A moorland fire that has been raging for almost three weeks is now under full control, say firefighters.
The number of fire engines at the Winter Hill fire, which spans around 18 sq km of moorland, is currently six during peak hours: five from Lancashire Fire and Rescue Service and one from Greater Manchester Fire and Rescue Service.
Chris Kenny, Chief Fire Officer at Lancashire Fire and Rescue Service, said: “We’re in a strong position today in what’s been a very difficult and complex incident. Thanks to extremely hard work from our crews and partners, we have successfully protected the vital infrastructure and properties in the area. We’re now able to further reduce the amount of resources involved while still providing round-the-clock protection.
“However there is significant work ahead to bring the incident to an end. Our drone allows us to identify hot spots in the peat underground using thermal imaging and there are still areas burning beneath the surface.
“Although we’ve had some rain which helps to douse the land, firefighters will remain at the site until we can be more certain there is no further risk of fire. This involves monitoring the moorland for pockets of fire, damping hot areas down and maintaining control lines to prevent any fire from spreading.
“We ask the public to continue avoiding the moorland area so we can keep up the progress we’ve made. Road closures remain in place to allow us to operate vital equipment and keep emergency access points clear. I’d like to thank residents and businesses nearby for their cooperation and patience.”
Chief Fire Officer Kenny added: “Unfortunately we are also attending wildfires in other areas of the county. My plea to residents and visitors is to take real care and be extra vigilant when outdoors. Disposable BBQs, discarded cigarettes and even rubbish left on the ground can all start a fire.”
Air quality in the area is improving. A spokesperson for Public Health England said: “Now the smoke is reducing, we hope people can enjoy their usual outdoor activities in areas where there is no visible smoke. But whilst fire fighting continues and weather conditions vary there may still be times of poor air quality, so remember to continue to minimise your exposure to any smoke and keep your medication with you.”
The Winter Hill incident began on Thursday, June 28, as Lancashire Fire and Rescue Service and Greater Manchester Fire and Rescue Service fought two separate fires on either side of Winter Hill. On Saturday 30 June the fire on the Bolton side accelerated due to increased wind speed causing both fires to combine into one. A major incident was declared and it has been treated as one incident led by Lancashire Fire and Rescue Service since. As of today (Monday 16 July) the fire is no longer being treated as a major incident.
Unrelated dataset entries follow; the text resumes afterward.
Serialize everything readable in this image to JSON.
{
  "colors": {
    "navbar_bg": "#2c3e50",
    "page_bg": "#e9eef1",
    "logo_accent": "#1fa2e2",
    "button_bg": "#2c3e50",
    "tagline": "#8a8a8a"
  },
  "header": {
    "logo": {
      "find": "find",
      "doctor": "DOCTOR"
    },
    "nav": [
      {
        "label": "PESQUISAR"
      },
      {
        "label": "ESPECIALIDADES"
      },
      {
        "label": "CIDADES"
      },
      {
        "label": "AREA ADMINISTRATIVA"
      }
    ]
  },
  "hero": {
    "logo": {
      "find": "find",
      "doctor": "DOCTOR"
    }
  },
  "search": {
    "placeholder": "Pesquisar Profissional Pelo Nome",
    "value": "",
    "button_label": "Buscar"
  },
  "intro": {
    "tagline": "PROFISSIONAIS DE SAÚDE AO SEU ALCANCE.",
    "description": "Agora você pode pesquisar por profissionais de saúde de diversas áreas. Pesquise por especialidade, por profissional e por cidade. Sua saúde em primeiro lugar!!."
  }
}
At the height of the incident there were over 30 fire engines supported by multiple partners, specialist wildfire fighting teams and fire and rescue services from other areas of the country.